Zakia would see other village girls, especially among the Hazara in Surkh Dar, the upper village, heading off to school in their blue tunics and white head scarves; the Hazara, so long an underclass in Afghanistan, put a great deal of store in education and were early and enthusiastic adopters of girls’ schools when they were restarted in Afghanistan after the Western intervention in 2001. When Zakia asked her father if she, too, could go, his answer was, “No, we’re too poor.” Instead, like her siblings, she was put to work in the fields, bringing in harvests, plucking weeds, gathering hay as fodder for the animals, and tending sheep as they foraged.
When she was a young girl, Zakia’s playmates were not her sisters but her brothers; she was the ringleader and the doll maker. Childhood was a happy time, and on the Eid holidays Zakia and the other kids, boys and girls, would go down to the river and try to catch the little fish they saw there in the crystal-clear pools. Gender differences did not matter when they were young. She taught her brothers how to make dolls from rags and straw, string and bits of stick. “We were all close friends then, my brothers and sisters. The happiest times were when there were wedding parties and we could run around having fun on both sides.” Unlike adults, children could go to either the male or the female side of the segregated wedding parties, where there was much dancing, although never between the sexes; in their poor community, no one ever had weddings in a hall but used their homes instead, nonetheless strictly separating everyone by gender.
“When we were young, we were all intimate and friendly with one another, but later on, when we grew up, my brothers got so hard with me,” she said. That’s commonplace in Afghan families; the brothers are often the most enthusiastic enforcers of their sisters’ chastity, partly because the family’s honor affects their own marriage prospects and possibly sometimes in guilty response to the sexual tension that can exist between siblings of the opposite sex growing up in close quarters. “My brothers had more control over me than my father did. Whenever they saw me, they would ask me to go inside or to hide myself from strangers, ask me to wear a bigger scarf to cover myself. If I went shopping, they would force me to wear the burqa, which I hated.”
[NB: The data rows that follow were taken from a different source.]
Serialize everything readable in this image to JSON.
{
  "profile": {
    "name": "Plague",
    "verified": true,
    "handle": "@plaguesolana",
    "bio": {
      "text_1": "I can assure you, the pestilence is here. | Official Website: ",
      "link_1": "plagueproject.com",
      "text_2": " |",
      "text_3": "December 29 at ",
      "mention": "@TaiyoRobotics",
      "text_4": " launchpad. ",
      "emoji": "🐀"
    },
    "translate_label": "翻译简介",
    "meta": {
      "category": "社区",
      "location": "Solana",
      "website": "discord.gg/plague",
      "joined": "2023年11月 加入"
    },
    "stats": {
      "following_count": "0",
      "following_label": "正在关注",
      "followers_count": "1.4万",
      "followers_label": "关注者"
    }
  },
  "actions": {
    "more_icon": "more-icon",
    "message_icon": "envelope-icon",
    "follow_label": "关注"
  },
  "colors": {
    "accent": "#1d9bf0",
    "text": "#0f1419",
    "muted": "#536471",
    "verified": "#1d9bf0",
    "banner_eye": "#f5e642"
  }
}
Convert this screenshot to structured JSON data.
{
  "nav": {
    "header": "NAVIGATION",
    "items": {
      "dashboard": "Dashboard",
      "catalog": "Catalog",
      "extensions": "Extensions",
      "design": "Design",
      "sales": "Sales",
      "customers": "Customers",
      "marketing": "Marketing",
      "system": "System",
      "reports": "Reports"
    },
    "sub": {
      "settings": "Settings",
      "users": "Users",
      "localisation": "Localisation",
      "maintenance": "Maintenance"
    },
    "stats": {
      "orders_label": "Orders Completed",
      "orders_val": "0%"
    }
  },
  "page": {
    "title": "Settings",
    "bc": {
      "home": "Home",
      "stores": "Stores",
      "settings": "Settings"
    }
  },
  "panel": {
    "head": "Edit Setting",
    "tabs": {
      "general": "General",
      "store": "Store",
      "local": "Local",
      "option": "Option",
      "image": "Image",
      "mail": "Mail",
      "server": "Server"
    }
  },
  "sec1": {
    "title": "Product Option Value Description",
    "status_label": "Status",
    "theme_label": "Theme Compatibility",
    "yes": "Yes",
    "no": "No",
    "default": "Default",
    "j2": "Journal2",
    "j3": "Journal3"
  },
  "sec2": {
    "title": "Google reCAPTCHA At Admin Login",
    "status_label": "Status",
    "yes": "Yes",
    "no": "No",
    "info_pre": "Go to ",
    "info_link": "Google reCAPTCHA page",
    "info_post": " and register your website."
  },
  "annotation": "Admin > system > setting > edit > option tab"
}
When I was able to interview her months later while she and Ali were in hiding, Zakia, who usually came across as the properly shy, self-effacing young Afghan woman, would change when recalling those years. “I hated the burqa before, and I hated it then, and I hate it now. It was really something designed to punish women.” Made of a rubbery synthetic material, the classic blue Afghan burqa is a heavy garment, deliberately shapeless, with a mesh grille over a small part of the face to allow some air and vision; it is hot and extremely uncomfortable, many times more unpleasant to wear than an Iranian chador or an Arab abaya. Some Afghan men insist, in the absence of any theological evidence, that it is a religiously sanctified garment.
Excerpted from The Lovers: Afghanistan’s Romeo and Juliet, the True Story of How They Defied Their Families and Escaped an Honor Killing by Rod Nordland. Copyright © 2016 by Rod Nordland. Published by Ecco, a division of HarperCollins.